> **Task**: All of the data, except its images, should be set down exactly as it appears.

Web page and app entries
==*==
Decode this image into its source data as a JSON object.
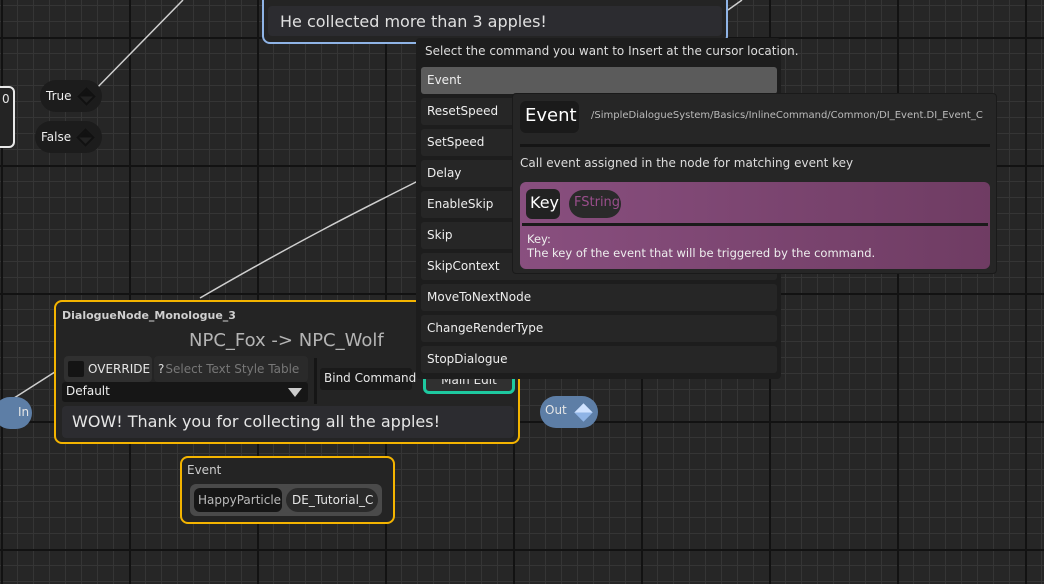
{
  "top_node": {
    "text": "He collected more than 3 apples!"
  },
  "left_node": {
    "label": "0"
  },
  "branch_pins": {
    "true_label": "True",
    "false_label": "False"
  },
  "main_node": {
    "title": "DialogueNode_Monologue_3",
    "speaker": "NPC_Fox -> NPC_Wolf",
    "override_label": "OVERRIDE",
    "style_table_placeholder": "Select Text Style Table",
    "style_dropdown_value": "Default",
    "bind_command_label": "Bind Command",
    "main_edit_label": "Main Edit",
    "dialogue_text": "WOW! Thank you for collecting all the apples!",
    "in_pin": "In",
    "out_pin": "Out"
  },
  "event_node": {
    "title": "Event",
    "key": "HappyParticle",
    "class": "DE_Tutorial_C"
  },
  "command_menu": {
    "header": "Select the command you want to Insert at the cursor location.",
    "items": [
      "Event",
      "ResetSpeed",
      "SetSpeed",
      "Delay",
      "EnableSkip",
      "Skip",
      "SkipContext",
      "MoveToNextNode",
      "ChangeRenderType",
      "StopDialogue"
    ],
    "selected": "Event"
  },
  "tooltip": {
    "name": "Event",
    "path": "/SimpleDialogueSystem/Basics/InlineCommand/Common/DI_Event.DI_Event_C",
    "description": "Call event assigned in the node for matching event key",
    "param_name": "Key",
    "param_type": "FString",
    "param_desc_title": "Key:",
    "param_desc": "The key of the event that will be triggered by the command."
  },
  "colors": {
    "selected_node_border": "#f4b400",
    "top_node_border": "#8fb4e6",
    "main_edit_border": "#1ec9a0",
    "param_box": "#894f7f",
    "exec_pin": "#5d7ea6"
  }
}
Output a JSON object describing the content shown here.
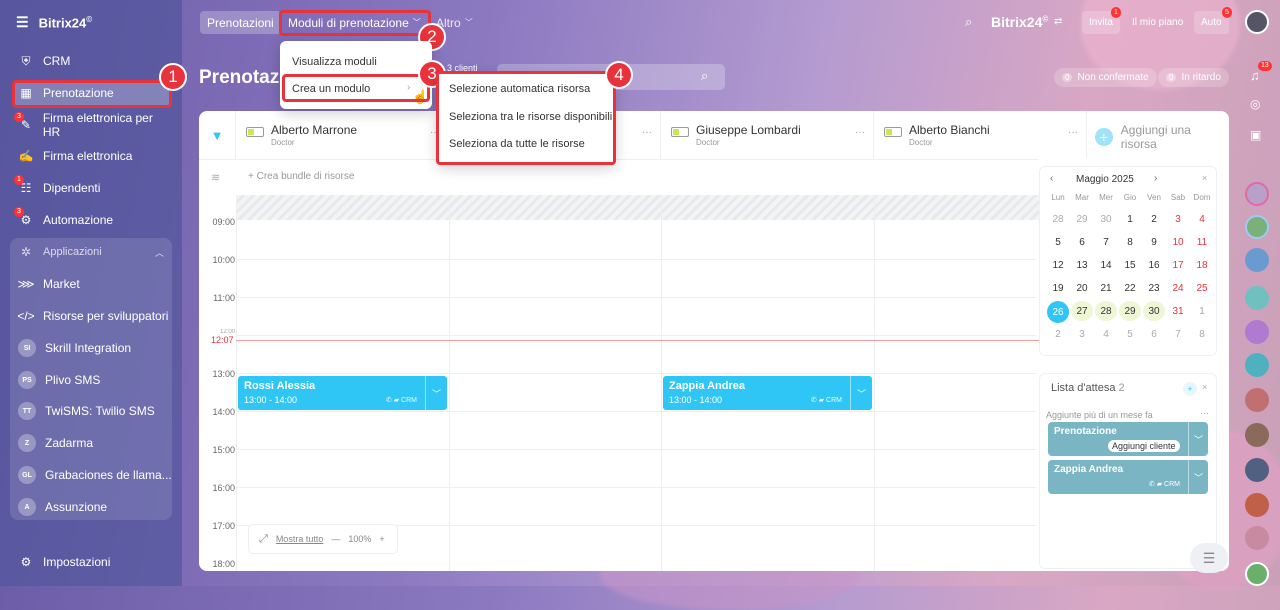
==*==
> **Written answer**:
Decode this image into its source data as a JSON object.
{
  "top_node": {
    "text": "He collected more than 3 apples!"
  },
  "left_node": {
    "label": "0"
  },
  "branch_pins": {
    "true_label": "True",
    "false_label": "False"
  },
  "main_node": {
    "title": "DialogueNode_Monologue_3",
    "speaker": "NPC_Fox -> NPC_Wolf",
    "override_label": "OVERRIDE",
    "style_table_placeholder": "Select Text Style Table",
    "style_dropdown_value": "Default",
    "bind_command_label": "Bind Command",
    "main_edit_label": "Main Edit",
    "dialogue_text": "WOW! Thank you for collecting all the apples!",
    "in_pin": "In",
    "out_pin": "Out"
  },
  "event_node": {
    "title": "Event",
    "key": "HappyParticle",
    "class": "DE_Tutorial_C"
  },
  "command_menu": {
    "header": "Select the command you want to Insert at the cursor location.",
    "items": [
      "Event",
      "ResetSpeed",
      "SetSpeed",
      "Delay",
      "EnableSkip",
      "Skip",
      "SkipContext",
      "MoveToNextNode",
      "ChangeRenderType",
      "StopDialogue"
    ],
    "selected": "Event"
  },
  "tooltip": {
    "name": "Event",
    "path": "/SimpleDialogueSystem/Basics/InlineCommand/Common/DI_Event.DI_Event_C",
    "description": "Call event assigned in the node for matching event key",
    "param_name": "Key",
    "param_type": "FString",
    "param_desc_title": "Key:",
    "param_desc": "The key of the event that will be triggered by the command."
  },
  "colors": {
    "selected_node_border": "#f4b400",
    "top_node_border": "#8fb4e6",
    "main_edit_border": "#1ec9a0",
    "param_box": "#894f7f",
    "exec_pin": "#5d7ea6"
  }
}
Output a JSON object describing the content shown here.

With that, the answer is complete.